Search the records below for "JSON"; copy each line that has it.

*** Opening DATA UNDER STUDY ***

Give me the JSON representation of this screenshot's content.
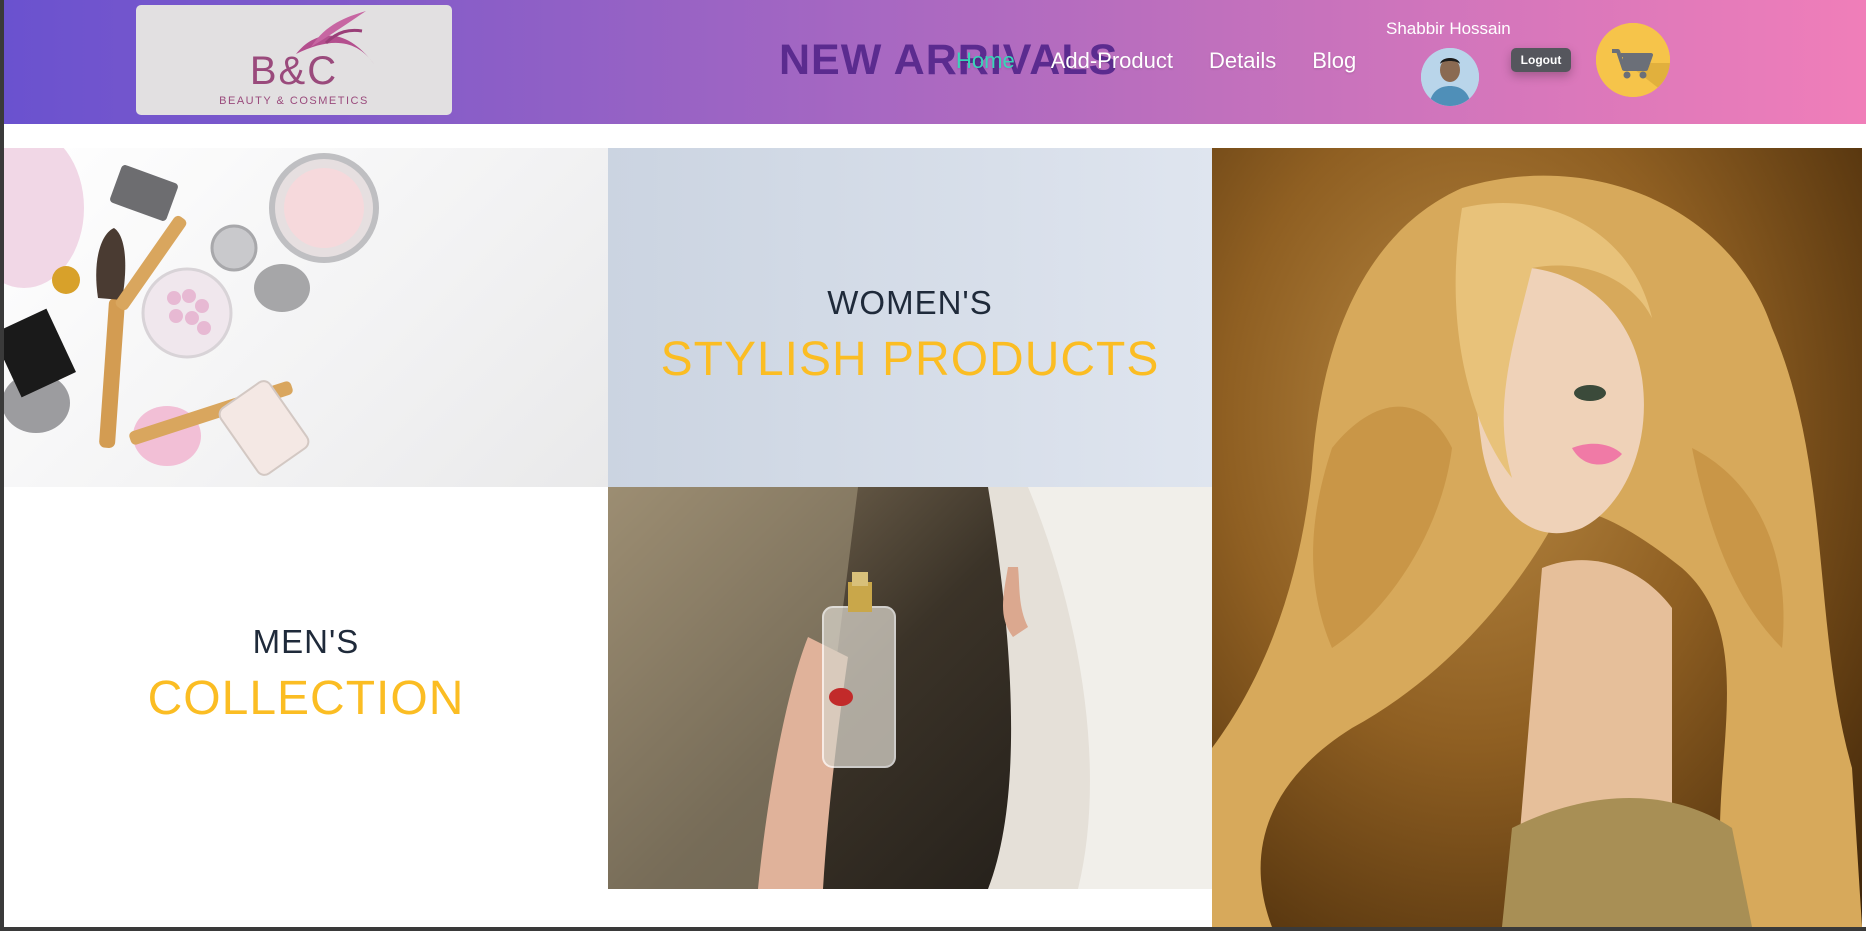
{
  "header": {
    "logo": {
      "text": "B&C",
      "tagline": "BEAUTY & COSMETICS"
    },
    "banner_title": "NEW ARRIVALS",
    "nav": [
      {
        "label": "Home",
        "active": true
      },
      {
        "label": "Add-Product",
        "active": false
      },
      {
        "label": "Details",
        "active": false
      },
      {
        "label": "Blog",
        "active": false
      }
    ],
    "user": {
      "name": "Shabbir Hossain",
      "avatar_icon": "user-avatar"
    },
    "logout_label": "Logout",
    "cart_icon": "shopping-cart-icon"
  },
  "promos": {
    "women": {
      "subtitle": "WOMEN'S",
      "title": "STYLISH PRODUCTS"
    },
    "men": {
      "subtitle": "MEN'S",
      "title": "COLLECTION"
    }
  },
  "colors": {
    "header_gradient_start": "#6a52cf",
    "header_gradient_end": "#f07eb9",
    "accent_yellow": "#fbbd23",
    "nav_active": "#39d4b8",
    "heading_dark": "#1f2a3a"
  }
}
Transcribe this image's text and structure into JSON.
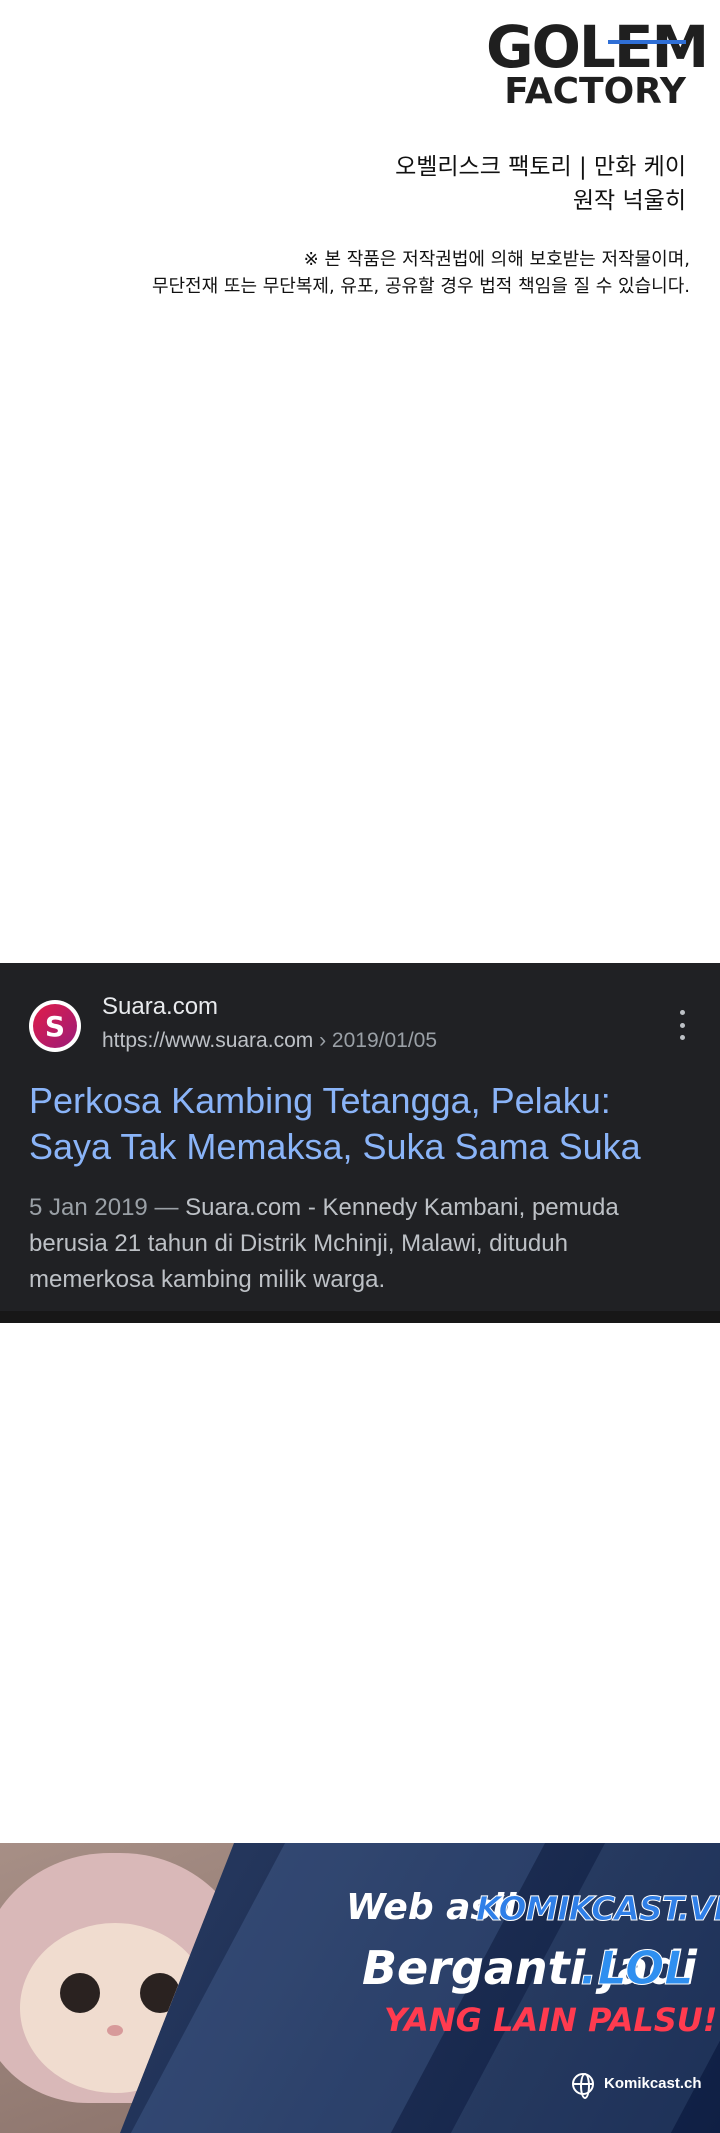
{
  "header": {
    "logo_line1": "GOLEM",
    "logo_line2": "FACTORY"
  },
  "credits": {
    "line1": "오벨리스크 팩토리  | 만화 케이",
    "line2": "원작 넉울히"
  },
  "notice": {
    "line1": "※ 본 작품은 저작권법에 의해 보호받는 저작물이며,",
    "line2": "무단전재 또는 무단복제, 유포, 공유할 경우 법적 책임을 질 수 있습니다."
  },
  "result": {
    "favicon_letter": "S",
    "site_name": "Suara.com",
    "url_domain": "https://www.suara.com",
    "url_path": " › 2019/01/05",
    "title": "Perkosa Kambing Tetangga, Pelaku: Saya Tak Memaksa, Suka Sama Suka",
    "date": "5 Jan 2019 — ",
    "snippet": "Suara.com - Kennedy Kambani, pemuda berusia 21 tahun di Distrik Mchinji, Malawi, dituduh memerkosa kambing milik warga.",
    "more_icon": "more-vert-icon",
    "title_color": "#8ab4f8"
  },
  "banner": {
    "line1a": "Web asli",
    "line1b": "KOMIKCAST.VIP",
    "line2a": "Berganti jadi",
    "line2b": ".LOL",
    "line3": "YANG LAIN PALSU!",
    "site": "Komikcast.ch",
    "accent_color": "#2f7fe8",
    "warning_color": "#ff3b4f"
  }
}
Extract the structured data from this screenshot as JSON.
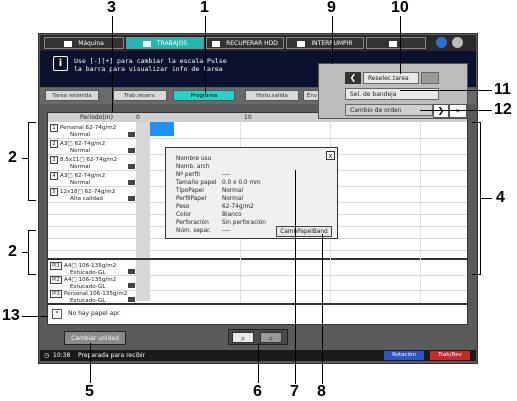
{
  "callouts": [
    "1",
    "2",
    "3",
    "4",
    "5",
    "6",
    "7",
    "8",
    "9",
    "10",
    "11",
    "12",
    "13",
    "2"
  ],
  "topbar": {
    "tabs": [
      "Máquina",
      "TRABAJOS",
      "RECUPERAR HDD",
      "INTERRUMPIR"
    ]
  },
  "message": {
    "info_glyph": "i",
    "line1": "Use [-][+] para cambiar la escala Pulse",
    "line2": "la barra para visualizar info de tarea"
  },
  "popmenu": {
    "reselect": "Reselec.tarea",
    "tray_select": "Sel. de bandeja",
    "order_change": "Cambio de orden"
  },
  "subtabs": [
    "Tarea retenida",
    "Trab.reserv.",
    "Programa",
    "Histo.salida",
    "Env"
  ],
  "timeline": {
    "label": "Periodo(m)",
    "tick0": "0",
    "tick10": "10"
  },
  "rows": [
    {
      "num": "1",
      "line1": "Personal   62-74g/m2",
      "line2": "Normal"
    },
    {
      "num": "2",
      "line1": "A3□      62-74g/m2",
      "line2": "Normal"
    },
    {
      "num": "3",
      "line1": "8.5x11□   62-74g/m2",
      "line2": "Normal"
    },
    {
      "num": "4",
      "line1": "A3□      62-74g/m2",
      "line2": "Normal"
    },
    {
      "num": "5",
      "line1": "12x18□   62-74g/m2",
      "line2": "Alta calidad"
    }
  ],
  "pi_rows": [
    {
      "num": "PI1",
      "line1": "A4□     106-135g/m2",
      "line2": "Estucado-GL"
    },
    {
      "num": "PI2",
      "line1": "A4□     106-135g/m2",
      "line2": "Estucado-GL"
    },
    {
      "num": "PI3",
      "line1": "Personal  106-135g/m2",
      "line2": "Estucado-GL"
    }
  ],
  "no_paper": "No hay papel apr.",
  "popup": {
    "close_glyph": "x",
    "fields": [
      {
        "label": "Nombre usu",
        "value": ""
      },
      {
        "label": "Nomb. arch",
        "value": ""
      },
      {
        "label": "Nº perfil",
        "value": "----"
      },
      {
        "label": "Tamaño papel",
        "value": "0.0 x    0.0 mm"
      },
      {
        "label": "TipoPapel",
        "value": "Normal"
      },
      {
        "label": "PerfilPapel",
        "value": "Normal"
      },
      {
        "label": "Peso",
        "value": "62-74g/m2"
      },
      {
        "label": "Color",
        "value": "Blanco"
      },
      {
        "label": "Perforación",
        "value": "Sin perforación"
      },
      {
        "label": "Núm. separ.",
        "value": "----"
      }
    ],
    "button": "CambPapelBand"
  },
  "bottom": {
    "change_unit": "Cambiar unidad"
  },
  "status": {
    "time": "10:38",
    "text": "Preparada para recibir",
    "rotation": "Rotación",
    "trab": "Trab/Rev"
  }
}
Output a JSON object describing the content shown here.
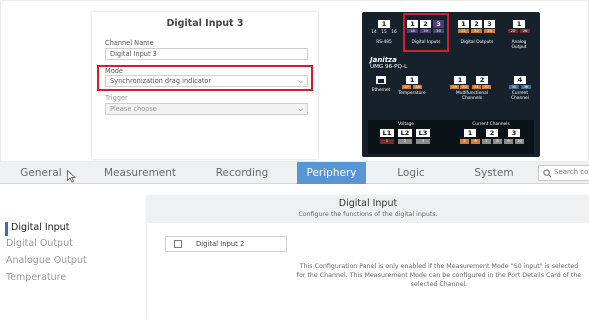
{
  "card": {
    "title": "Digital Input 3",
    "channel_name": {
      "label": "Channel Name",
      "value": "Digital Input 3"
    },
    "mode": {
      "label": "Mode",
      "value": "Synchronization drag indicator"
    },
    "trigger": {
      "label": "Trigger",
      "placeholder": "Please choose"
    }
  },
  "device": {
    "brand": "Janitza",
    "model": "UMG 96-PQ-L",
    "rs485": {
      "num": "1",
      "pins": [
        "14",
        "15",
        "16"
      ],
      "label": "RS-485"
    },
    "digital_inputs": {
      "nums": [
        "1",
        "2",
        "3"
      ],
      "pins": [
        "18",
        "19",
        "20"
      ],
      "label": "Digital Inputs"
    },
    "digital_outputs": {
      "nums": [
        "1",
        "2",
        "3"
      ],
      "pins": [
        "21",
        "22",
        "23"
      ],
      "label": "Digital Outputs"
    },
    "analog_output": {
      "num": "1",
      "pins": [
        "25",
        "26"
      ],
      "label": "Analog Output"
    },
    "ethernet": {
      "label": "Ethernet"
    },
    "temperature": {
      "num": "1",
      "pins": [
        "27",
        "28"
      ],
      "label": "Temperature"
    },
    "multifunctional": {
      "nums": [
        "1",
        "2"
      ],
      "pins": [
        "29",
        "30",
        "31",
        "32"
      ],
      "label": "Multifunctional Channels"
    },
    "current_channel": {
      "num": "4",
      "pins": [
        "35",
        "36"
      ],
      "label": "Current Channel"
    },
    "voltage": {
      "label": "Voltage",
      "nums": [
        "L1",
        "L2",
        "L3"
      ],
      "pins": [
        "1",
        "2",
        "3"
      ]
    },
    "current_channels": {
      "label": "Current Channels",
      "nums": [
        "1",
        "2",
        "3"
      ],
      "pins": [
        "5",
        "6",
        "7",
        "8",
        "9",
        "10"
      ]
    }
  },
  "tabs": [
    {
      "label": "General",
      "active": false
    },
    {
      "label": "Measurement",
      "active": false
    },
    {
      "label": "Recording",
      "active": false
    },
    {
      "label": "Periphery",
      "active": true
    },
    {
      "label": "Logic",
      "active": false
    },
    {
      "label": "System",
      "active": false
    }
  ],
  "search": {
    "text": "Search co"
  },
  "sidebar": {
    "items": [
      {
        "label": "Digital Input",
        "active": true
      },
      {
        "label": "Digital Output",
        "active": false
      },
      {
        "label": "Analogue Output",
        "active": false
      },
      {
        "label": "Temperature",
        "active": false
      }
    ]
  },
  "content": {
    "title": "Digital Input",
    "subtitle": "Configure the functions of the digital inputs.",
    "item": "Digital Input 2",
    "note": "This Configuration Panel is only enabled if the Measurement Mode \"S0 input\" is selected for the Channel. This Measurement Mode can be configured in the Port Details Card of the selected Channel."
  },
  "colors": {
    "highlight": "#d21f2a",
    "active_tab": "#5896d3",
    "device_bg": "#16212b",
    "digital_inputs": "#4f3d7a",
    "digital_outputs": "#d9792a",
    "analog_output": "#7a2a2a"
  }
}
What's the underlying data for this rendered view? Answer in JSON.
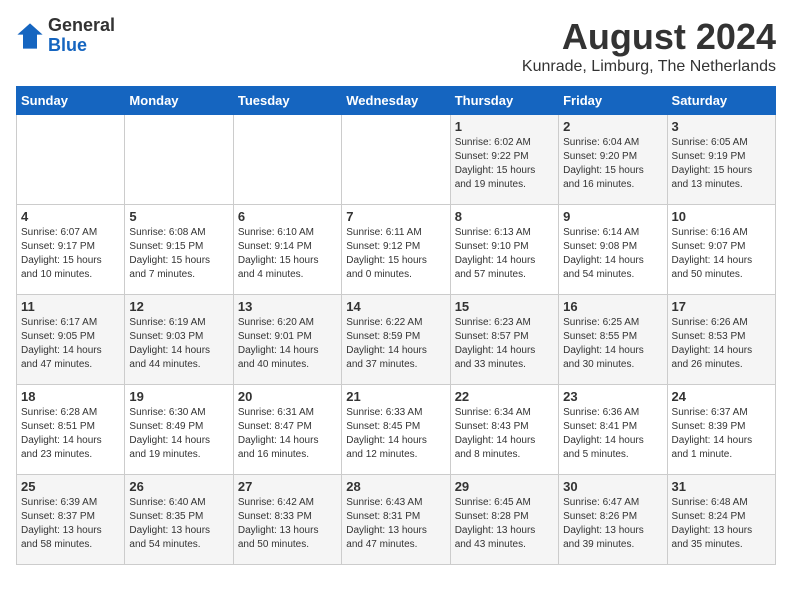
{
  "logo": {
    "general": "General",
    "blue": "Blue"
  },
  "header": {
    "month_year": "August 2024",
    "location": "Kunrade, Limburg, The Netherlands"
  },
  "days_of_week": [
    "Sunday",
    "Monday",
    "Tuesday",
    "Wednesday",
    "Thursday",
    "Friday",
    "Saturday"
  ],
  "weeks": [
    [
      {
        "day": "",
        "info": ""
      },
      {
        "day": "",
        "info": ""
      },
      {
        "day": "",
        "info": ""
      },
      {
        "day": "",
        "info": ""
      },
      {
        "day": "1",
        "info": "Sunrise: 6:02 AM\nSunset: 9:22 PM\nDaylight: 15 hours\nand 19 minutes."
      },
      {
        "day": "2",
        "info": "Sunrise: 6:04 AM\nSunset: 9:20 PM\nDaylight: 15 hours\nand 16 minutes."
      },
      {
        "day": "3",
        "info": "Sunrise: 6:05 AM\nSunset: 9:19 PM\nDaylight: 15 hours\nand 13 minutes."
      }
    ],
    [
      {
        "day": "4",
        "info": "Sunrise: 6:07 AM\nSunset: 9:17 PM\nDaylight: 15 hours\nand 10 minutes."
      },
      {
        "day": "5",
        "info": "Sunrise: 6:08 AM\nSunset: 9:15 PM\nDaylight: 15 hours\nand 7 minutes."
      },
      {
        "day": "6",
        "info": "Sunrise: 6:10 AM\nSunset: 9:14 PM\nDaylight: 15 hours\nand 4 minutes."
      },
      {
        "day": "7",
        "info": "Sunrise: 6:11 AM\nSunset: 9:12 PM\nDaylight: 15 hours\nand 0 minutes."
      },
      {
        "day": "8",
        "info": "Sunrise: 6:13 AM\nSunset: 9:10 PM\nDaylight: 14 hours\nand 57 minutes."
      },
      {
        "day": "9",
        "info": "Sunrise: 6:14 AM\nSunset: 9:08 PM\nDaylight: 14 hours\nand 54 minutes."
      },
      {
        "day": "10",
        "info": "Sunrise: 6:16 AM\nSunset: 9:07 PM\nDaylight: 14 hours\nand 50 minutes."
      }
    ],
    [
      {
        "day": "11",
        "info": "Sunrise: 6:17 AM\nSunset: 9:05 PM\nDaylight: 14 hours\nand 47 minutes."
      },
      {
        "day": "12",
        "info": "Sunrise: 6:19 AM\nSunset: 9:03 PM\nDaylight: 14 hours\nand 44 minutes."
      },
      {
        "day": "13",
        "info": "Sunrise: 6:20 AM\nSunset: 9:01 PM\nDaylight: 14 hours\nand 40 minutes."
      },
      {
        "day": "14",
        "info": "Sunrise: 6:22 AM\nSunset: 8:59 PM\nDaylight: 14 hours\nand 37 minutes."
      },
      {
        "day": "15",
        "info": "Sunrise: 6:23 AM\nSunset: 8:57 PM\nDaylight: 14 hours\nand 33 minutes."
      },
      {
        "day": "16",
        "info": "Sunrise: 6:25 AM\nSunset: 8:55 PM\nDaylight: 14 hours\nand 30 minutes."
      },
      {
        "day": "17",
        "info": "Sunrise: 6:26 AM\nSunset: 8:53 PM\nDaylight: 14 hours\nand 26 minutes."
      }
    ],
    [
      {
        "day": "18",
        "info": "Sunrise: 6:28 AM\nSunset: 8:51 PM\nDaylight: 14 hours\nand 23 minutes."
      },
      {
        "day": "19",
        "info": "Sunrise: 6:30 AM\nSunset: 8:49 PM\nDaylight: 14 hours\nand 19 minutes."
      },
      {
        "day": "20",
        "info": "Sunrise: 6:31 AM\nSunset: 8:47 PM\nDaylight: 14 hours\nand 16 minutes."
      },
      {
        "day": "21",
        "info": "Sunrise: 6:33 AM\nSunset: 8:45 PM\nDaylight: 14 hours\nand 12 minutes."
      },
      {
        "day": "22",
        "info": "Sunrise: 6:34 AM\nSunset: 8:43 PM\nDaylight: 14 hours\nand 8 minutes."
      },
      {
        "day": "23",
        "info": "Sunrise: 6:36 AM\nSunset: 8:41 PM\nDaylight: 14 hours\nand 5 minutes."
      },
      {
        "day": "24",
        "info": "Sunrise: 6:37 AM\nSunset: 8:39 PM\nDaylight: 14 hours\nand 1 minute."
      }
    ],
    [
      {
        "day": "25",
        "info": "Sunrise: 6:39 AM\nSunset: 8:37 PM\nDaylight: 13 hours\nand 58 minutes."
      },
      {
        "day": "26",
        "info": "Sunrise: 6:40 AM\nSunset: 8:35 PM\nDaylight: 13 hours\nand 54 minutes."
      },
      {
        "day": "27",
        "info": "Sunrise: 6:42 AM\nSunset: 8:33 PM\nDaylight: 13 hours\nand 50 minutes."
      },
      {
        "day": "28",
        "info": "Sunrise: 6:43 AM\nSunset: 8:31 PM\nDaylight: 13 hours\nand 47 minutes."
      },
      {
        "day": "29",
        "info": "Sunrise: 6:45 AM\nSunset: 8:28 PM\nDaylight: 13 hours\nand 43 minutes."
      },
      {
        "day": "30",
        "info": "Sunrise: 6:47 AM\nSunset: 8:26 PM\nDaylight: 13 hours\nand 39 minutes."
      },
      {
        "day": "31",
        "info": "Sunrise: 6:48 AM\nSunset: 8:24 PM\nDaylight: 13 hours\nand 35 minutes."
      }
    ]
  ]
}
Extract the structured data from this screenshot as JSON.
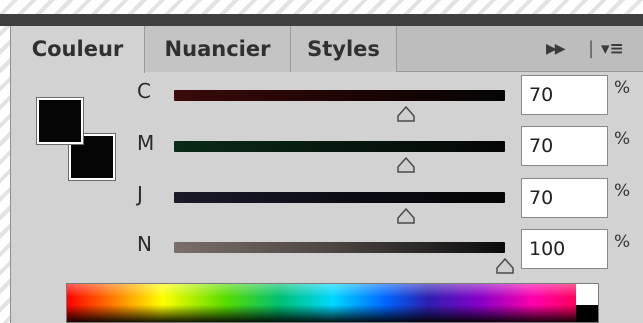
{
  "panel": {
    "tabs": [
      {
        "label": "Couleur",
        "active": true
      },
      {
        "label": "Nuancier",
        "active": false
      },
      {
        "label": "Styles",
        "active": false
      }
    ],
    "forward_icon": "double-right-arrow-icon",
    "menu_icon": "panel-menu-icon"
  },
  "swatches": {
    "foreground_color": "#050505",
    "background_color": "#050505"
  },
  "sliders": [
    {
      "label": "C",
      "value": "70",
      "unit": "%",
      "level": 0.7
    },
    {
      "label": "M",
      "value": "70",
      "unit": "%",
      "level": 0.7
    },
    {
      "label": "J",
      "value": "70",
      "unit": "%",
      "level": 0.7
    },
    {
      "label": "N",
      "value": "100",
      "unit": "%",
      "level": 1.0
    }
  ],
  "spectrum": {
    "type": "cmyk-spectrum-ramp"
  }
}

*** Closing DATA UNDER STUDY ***

**TASK OUTPUT**
Give me the JSON representation of this screenshot's content.
Transcribe this image's text and structure into JSON.
Extract the structured data from this screenshot as JSON.
Output a JSON object describing the content shown here.
What's the underlying data for this rendered view? Answer in JSON.
Extract the structured data from this screenshot as JSON.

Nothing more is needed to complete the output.